A major push to legalize divorce in the Philippines, one of the world’s most populous predominantly Roman Catholic countries, promises a showdown between the more conservative elements of the Catholic Church and the progressive wings of parliament and civil society.
Currently, the Philippines is one of the few countries in the world where a divorce cannot be sought. But now a new bill on divorce has passed the lower house in the Philippines. Though the prospects of the bill itself are still unclear, it has nonetheless once again exposed a clear divide that remains on this question in the country.
The Catholic Church still wields immense power in the archipelago, where some 86 percent of the population identifies as Catholic (the Philippines, along with Timor-Leste, are often cited as being the only two predominantly Catholic countries in Asia). That has always meant that changing the conception of divorce would be difficult.
Civil society push for reforms began decades ago. Over time, though bills themselves have been scrapped before even making it to the floor, public opinion has shown signs of shifting, with those in support of divorce laws now in the slim majority. As this has occurred, some have wondered whether the country is approaching a point where the wheels of progress might be moving too fast for the church.
We saw another development on the score recently when the Act Instituting Absolute Divorce and Dissolution of Marriage in the Philippines, better known plainly as the Divorce Bill, passed a third reading in the Congress last week.
The bill is considered by some as being “pro-woman.” While it does not offer no-fault divorce, a major feminist imperative around the world, it does directly address the most pressing concerns for Filipino women.
Supporters of the bill argue divorce is a vital safeguard to addressing the Philippines’ problem with violence against women, which is a serious one. Data from the National Statistics Office shows one in five Filipino women aged between 15 and 49 have experienced some form of violence against women. That number climbs to a staggering one in three when it comes to women who are separated or widowed.
The Philippine Commission on Women suggests this increase shows violence against women is a massive cause for separation, but without the option to divorce these women are often left with little legal recourse and ambiguous custody arrangements. This bill would ensure recognition of all children as “legitimate” and favor the mother retaining majority custody of any children seven and younger.
A case study published by the New York Times earlier this week focused on Lennie Visbal, a Philippine national currently based in Thailand, who has not seen her husband for 13 years. Lennie’s case underlines the major issues with the status quo, which the bill seeks to solve.
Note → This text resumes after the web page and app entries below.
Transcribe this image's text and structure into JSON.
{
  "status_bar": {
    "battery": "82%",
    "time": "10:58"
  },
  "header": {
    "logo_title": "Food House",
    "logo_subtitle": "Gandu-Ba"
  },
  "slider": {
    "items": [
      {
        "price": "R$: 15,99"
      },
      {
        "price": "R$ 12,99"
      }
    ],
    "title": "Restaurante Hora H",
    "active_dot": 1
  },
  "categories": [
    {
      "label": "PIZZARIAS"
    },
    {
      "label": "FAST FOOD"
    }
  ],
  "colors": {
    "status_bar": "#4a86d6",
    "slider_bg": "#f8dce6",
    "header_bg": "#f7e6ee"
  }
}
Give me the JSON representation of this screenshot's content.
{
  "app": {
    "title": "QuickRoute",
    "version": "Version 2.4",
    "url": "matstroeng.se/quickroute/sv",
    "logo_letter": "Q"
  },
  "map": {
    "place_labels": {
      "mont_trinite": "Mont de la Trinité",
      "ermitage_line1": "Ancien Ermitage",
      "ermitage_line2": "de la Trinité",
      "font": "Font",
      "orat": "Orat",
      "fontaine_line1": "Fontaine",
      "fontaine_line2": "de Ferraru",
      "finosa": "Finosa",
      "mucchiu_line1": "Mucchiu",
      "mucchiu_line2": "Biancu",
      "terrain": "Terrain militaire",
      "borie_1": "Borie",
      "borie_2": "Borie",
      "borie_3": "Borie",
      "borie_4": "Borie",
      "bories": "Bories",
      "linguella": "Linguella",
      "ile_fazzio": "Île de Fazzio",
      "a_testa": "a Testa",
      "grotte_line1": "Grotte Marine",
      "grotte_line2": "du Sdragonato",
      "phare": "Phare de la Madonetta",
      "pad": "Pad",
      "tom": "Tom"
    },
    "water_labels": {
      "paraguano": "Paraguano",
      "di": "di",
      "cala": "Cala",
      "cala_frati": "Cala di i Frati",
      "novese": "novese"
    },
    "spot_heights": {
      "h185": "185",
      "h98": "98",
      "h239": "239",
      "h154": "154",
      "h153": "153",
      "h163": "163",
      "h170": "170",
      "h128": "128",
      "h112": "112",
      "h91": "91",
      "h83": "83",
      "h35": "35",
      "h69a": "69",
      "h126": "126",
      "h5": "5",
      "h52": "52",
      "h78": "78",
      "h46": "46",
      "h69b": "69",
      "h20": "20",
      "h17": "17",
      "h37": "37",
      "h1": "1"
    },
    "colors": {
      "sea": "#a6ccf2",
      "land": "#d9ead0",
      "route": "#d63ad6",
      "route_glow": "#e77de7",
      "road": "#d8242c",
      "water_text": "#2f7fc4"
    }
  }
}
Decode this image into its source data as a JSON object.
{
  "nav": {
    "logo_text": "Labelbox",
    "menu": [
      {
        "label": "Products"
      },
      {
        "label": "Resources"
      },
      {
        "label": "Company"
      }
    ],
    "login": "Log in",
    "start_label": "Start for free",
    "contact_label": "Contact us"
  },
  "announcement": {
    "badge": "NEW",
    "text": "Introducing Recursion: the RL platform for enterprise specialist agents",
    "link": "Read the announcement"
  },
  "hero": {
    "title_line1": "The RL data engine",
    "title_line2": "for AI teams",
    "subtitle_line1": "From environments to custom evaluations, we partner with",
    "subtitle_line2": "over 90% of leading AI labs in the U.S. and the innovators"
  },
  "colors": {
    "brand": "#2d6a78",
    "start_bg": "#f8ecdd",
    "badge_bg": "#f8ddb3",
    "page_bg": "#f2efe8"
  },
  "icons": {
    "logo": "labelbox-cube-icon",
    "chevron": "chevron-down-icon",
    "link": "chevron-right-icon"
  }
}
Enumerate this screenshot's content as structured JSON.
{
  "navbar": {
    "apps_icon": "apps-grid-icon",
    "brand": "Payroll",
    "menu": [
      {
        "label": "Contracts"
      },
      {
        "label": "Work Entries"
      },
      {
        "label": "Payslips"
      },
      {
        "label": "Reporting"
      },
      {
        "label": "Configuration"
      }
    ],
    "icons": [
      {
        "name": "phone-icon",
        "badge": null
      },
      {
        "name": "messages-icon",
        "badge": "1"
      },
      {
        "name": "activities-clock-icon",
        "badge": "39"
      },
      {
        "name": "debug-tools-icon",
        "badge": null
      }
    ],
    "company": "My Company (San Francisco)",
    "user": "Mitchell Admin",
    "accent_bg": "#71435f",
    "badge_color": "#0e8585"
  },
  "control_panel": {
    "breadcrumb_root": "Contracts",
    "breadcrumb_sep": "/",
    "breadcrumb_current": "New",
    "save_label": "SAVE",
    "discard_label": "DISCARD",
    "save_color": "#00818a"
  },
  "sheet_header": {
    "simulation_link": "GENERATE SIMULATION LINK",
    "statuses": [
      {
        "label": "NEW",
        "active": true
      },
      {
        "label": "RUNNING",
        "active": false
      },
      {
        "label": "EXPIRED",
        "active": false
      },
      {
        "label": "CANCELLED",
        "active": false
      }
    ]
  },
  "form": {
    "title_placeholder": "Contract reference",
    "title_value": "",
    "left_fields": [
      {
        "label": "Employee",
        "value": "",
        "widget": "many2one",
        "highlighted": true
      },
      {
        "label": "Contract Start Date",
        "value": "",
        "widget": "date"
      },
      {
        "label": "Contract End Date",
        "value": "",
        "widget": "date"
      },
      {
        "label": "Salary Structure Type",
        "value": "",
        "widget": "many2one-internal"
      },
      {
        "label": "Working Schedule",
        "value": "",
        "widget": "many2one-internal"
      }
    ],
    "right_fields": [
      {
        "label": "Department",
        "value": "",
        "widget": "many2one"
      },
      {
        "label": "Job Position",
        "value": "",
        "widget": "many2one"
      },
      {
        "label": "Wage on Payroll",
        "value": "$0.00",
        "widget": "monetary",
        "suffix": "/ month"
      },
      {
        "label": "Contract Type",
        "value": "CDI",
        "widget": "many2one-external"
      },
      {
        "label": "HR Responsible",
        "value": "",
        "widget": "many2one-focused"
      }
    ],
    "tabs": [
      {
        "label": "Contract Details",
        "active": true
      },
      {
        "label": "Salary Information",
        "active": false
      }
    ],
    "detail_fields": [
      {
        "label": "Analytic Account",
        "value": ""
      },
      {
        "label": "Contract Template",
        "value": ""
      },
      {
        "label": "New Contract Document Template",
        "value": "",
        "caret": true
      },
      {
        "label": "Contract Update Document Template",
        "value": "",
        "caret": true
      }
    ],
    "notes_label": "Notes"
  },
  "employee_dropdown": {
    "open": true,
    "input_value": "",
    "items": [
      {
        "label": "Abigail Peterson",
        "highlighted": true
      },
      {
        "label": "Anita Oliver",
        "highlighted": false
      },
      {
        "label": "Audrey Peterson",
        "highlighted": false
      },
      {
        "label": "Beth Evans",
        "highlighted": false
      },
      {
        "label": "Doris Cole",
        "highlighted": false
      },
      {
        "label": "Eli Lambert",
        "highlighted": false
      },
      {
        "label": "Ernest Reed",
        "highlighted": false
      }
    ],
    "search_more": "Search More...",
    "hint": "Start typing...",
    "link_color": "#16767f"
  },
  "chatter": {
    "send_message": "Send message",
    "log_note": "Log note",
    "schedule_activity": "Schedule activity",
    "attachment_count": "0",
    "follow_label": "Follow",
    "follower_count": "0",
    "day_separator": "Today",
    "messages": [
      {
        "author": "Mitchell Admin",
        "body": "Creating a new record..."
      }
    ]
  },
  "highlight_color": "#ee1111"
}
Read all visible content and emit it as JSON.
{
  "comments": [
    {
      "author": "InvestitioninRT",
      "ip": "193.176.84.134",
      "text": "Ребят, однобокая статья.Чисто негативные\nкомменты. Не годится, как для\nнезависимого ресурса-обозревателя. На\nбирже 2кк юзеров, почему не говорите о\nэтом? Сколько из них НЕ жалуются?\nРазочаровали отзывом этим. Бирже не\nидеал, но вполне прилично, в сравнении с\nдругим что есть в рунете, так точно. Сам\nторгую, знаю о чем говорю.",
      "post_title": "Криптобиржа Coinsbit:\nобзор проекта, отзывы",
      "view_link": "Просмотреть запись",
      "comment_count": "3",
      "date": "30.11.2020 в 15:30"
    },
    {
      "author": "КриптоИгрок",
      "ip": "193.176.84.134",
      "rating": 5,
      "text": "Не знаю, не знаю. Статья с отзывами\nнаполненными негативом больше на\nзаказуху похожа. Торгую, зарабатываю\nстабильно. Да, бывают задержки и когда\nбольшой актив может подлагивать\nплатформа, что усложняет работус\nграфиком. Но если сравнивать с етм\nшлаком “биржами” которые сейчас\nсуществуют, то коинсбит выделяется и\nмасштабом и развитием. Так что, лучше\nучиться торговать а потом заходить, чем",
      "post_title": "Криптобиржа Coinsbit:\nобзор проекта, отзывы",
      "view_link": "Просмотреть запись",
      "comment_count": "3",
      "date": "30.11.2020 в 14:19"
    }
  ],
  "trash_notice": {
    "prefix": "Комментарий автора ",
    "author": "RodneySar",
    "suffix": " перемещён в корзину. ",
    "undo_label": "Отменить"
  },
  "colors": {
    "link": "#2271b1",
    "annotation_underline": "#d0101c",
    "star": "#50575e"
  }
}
Lennie officially shares equal custody with her estranged partner, despite him not being involved financially or otherwise, and he is eligible to claim her social benefits and inherit property in the case of her death. Under the reforms, she would be free to file for divorce under the separation of five years or more provision.
As of now, a lengthy and costly petition for annulment is the only way for Filipinos to remove themselves from marriage, leaving poor women particularly vulnerable. Instead, many are just opting out of marriage at all. National Statistics Office data shows that from 2005 to 2015 the rate of marriage dropped a whopping 20 percent.
President Rodrigo Duterte famously had his marriage annulled in 2000 during his time as mayor of Davao City, but the process has not inspired him to spearhead divorce reforms, with the president indicating he could veto the bill at the senate stage. While previously stating his support for marriage equality – much to the horror of the Church – divorce is one reform too far for Duterte.
Through a spokesman, the president has said divorce is detrimental to any children. He has not clarified his stance in cases where there are no children or, like with his annulled marriage, the children are grown adults.
The hold of the church will be tested when the bill is debated in the senate. Independent Senator Panfilo Lacson is certain the bill will go no further than it has. “In effect it is dead,” he told Catholic news site UCA, “we are a Catholic country and we are not ready.” But even if this bill might be dead, the Philippines’ debate on divorce will live on as it has for decades, as will the societal problems and challenges that come along with preserving the status quo on this front.